* **Exercise description**:
Return every record below exactly as written, but leave out the pictures.

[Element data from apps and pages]
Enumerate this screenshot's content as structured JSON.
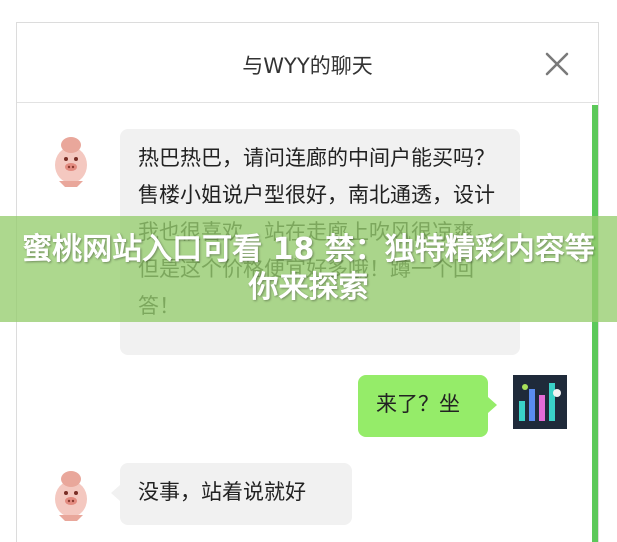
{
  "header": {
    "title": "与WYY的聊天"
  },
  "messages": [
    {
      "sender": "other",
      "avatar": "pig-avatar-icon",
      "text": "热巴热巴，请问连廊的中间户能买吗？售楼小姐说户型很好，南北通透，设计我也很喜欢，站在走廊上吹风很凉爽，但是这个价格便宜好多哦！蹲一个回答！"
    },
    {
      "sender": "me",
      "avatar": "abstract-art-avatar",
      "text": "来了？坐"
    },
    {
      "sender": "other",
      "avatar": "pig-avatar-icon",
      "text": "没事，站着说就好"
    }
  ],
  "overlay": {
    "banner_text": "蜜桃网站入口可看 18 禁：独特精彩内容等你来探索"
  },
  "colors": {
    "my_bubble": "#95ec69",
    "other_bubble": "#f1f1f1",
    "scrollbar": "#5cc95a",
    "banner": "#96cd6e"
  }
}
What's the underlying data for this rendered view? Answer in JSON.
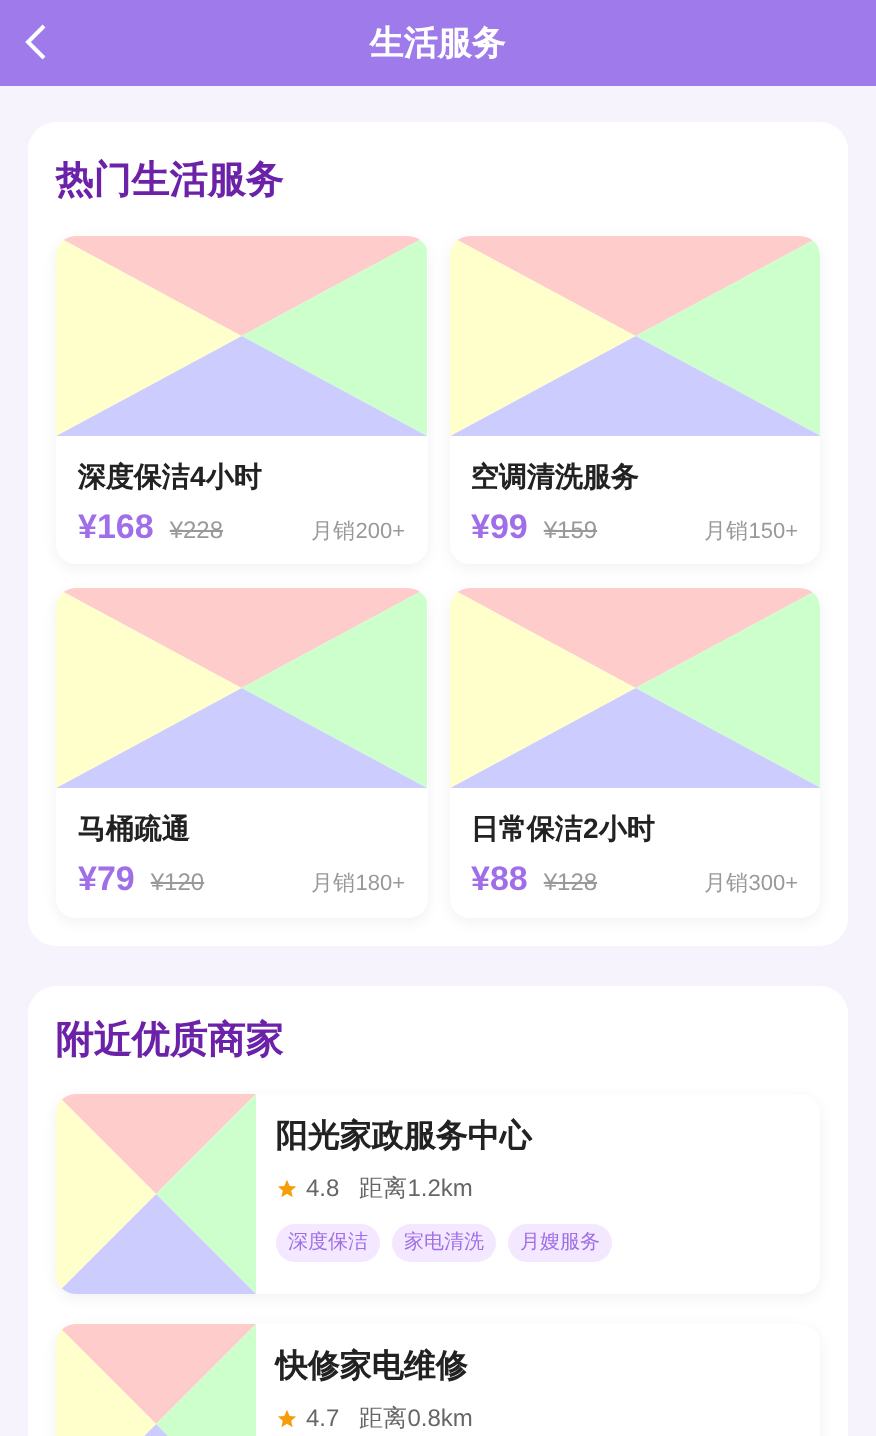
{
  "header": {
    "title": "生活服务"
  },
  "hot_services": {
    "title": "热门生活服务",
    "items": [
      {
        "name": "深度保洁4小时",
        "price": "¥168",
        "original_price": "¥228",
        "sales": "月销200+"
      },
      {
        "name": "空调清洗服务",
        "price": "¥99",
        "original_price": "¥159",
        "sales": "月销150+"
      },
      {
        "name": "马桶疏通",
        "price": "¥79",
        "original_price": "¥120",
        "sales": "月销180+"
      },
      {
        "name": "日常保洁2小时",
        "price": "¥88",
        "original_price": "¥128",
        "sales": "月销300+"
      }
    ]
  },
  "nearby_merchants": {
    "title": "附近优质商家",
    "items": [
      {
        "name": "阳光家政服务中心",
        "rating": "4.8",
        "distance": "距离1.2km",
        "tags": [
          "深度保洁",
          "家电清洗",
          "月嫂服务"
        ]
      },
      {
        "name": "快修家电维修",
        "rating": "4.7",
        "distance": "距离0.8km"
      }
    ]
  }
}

* **Reply**:
Enumerate this screenshot's content as structured JSON.
{
  "header": {
    "title": "与WYY的聊天"
  },
  "messages": [
    {
      "sender": "other",
      "avatar": "pig-avatar-icon",
      "text": "热巴热巴，请问连廊的中间户能买吗？售楼小姐说户型很好，南北通透，设计我也很喜欢，站在走廊上吹风很凉爽，但是这个价格便宜好多哦！蹲一个回答！"
    },
    {
      "sender": "me",
      "avatar": "abstract-art-avatar",
      "text": "来了？坐"
    },
    {
      "sender": "other",
      "avatar": "pig-avatar-icon",
      "text": "没事，站着说就好"
    }
  ],
  "overlay": {
    "banner_text": "蜜桃网站入口可看 18 禁：独特精彩内容等你来探索"
  },
  "colors": {
    "my_bubble": "#95ec69",
    "other_bubble": "#f1f1f1",
    "scrollbar": "#5cc95a",
    "banner": "#96cd6e"
  }
}
What's the underlying data for this rendered view? Answer in JSON.
{
  "header": {
    "title": "生活服务"
  },
  "hot_services": {
    "title": "热门生活服务",
    "items": [
      {
        "name": "深度保洁4小时",
        "price": "¥168",
        "original_price": "¥228",
        "sales": "月销200+"
      },
      {
        "name": "空调清洗服务",
        "price": "¥99",
        "original_price": "¥159",
        "sales": "月销150+"
      },
      {
        "name": "马桶疏通",
        "price": "¥79",
        "original_price": "¥120",
        "sales": "月销180+"
      },
      {
        "name": "日常保洁2小时",
        "price": "¥88",
        "original_price": "¥128",
        "sales": "月销300+"
      }
    ]
  },
  "nearby_merchants": {
    "title": "附近优质商家",
    "items": [
      {
        "name": "阳光家政服务中心",
        "rating": "4.8",
        "distance": "距离1.2km",
        "tags": [
          "深度保洁",
          "家电清洗",
          "月嫂服务"
        ]
      },
      {
        "name": "快修家电维修",
        "rating": "4.7",
        "distance": "距离0.8km"
      }
    ]
  }
}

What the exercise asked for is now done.